**Work instruction**
What is the number of lines in this listing that include the string "default"? Answer with that number by itself.
-=-=-=-=-
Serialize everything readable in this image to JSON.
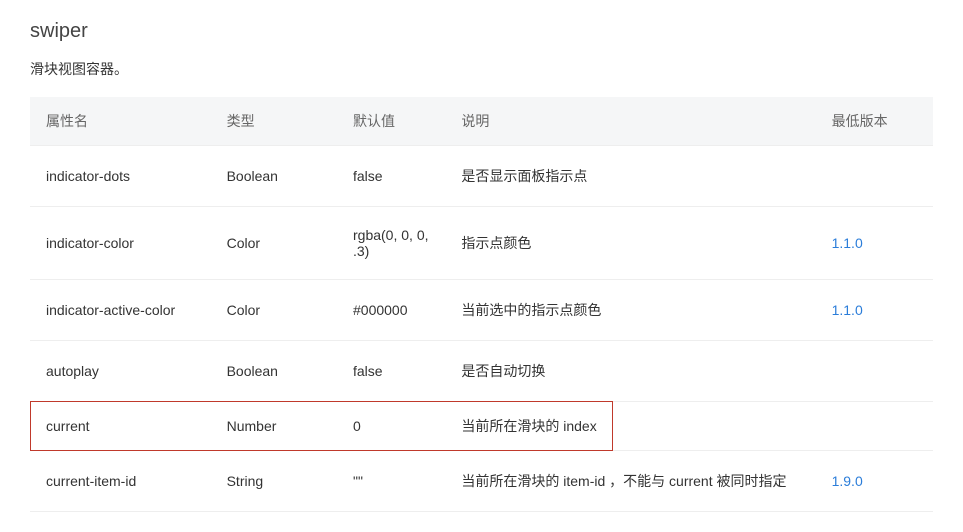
{
  "title": "swiper",
  "subtitle": "滑块视图容器。",
  "columns": {
    "property": "属性名",
    "type": "类型",
    "default": "默认值",
    "description": "说明",
    "minVersion": "最低版本"
  },
  "rows": [
    {
      "property": "indicator-dots",
      "type": "Boolean",
      "default": "false",
      "description": "是否显示面板指示点",
      "minVersion": "",
      "highlighted": false
    },
    {
      "property": "indicator-color",
      "type": "Color",
      "default": "rgba(0, 0, 0, .3)",
      "description": "指示点颜色",
      "minVersion": "1.1.0",
      "highlighted": false
    },
    {
      "property": "indicator-active-color",
      "type": "Color",
      "default": "#000000",
      "description": "当前选中的指示点颜色",
      "minVersion": "1.1.0",
      "highlighted": false
    },
    {
      "property": "autoplay",
      "type": "Boolean",
      "default": "false",
      "description": "是否自动切换",
      "minVersion": "",
      "highlighted": false
    },
    {
      "property": "current",
      "type": "Number",
      "default": "0",
      "description": "当前所在滑块的 index",
      "minVersion": "",
      "highlighted": true
    },
    {
      "property": "current-item-id",
      "type": "String",
      "default": "\"\"",
      "description": "当前所在滑块的 item-id ，不能与 current 被同时指定",
      "minVersion": "1.9.0",
      "highlighted": false
    }
  ]
}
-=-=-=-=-
**Exercise output**
7